That is the golden rule of World Cups. Slowly, over the last few days, color has started to flourish on the streets of Doha, fans draped in Ecuadorean tricolors and brandishing Moroccan flags and wearing thobes in Croatia’s checkerboard pattern while wandering through Souq Waqif, Doha’s purposefully vintage market, and along the waterfront Corniche.
This is what happens, no matter how deep-rooted and sincerely-held the concerns and the doubts and the distaste: the carnival erupts and the sport takes hold, the spotlight that had scoured the shadows of the tournament now focused resolutely and unapologetically on the brilliance of Brazil or the romance of Argentina or the ruthless poise of France.
Qatar 2022, in that sense, is unusually rich. This tournament will provide the swan song for a whole generation of players, not only Lionel Messi and Cristiano Ronaldo but an entire roster of names who have dominated the sport for more than a decade. So open is the field that each and every one of them will harbor some realistic hope that their farewell may be glorious.
That, of course, is what both FIFA and the Qatari authorities are not so much hoping for as relying on. Infantino, at one point in his soliloquy, sounded almost beseeching, urging the news media — presumably — not to criticize the players, not to criticize Qatar, not to spoil the fun for everyone watching at home.
“We all have difficult lives,” Infantino said, though he chose not to discuss whether all of those difficulties are equal or even, really, comparable. All any of us craves, he said, is the chance to forget those worries for a while, to have some time “when we don’t have to think about this,” but can instead “concentrate on something we love, and that thing is football.”

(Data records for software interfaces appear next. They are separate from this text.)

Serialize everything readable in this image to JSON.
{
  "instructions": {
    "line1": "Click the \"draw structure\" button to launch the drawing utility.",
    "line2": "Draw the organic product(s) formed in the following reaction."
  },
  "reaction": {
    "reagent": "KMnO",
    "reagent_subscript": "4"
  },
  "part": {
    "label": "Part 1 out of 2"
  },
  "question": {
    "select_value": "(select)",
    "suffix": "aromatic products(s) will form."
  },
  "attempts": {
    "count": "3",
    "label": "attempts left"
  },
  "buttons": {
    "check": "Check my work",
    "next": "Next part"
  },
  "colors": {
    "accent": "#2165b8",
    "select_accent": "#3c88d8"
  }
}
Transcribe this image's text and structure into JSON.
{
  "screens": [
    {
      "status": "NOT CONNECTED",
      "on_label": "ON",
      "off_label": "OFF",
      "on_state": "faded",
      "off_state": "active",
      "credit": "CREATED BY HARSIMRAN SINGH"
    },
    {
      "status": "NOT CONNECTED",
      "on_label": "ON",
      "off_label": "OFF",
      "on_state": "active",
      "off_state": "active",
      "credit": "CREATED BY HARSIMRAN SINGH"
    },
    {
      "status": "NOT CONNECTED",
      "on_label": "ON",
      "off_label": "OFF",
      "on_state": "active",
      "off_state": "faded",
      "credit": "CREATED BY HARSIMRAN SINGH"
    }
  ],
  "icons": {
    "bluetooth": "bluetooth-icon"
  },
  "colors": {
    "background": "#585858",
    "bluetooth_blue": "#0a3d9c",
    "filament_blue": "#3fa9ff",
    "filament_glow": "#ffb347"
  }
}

It is hard to think of a more fitting summary for this World Cup, for the World Cup in general, for the way FIFA sees the world. Life is hard, and complicated, and unhappy. But try not to talk about it, or ask any questions about it, or even think about it all. Better, far better, not to resist, but instead to sit back and allow it wash over you and through you, an opiate against the pain.